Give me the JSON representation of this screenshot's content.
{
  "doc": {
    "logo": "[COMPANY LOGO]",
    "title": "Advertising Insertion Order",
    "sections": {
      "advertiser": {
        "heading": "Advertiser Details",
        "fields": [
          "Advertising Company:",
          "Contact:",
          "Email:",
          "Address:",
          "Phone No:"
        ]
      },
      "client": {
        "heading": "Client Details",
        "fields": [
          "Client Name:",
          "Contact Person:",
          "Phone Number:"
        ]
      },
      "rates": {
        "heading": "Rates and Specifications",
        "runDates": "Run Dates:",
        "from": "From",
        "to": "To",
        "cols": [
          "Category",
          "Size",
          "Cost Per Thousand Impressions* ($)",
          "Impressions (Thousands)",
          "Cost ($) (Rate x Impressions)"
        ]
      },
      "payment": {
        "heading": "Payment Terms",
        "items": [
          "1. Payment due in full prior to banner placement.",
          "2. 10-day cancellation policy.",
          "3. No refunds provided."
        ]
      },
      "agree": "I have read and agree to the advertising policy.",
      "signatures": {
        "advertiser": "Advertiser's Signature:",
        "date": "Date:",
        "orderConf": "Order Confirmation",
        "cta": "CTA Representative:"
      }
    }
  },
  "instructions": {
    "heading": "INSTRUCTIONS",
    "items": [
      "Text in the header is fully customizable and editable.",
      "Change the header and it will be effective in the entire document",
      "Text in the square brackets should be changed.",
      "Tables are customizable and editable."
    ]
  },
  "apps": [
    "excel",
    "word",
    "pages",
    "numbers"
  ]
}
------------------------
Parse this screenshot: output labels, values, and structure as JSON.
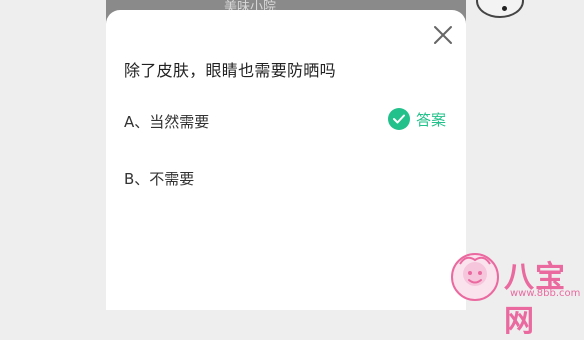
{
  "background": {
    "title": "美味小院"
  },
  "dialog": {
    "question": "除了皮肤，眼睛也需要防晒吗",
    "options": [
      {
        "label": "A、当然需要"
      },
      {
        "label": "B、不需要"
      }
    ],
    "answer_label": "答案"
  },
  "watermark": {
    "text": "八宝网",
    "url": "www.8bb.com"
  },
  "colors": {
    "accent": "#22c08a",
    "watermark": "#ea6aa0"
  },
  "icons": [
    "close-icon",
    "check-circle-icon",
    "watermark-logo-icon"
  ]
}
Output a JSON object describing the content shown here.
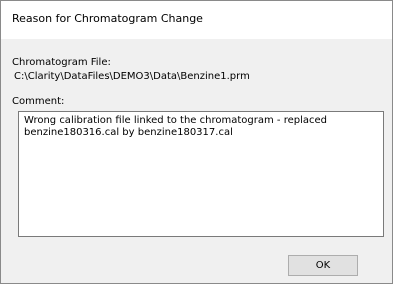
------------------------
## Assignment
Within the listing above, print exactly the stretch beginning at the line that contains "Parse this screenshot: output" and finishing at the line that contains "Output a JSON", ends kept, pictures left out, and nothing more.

## Task result
Parse this screenshot: output labels, values, and structure as JSON.
{
  "background": {
    "title": "美味小院"
  },
  "dialog": {
    "question": "除了皮肤，眼睛也需要防晒吗",
    "options": [
      {
        "label": "A、当然需要"
      },
      {
        "label": "B、不需要"
      }
    ],
    "answer_label": "答案"
  },
  "watermark": {
    "text": "八宝网",
    "url": "www.8bb.com"
  },
  "colors": {
    "accent": "#22c08a",
    "watermark": "#ea6aa0"
  },
  "icons": [
    "close-icon",
    "check-circle-icon",
    "watermark-logo-icon"
  ]
}
Output a JSON object describing the content shown here.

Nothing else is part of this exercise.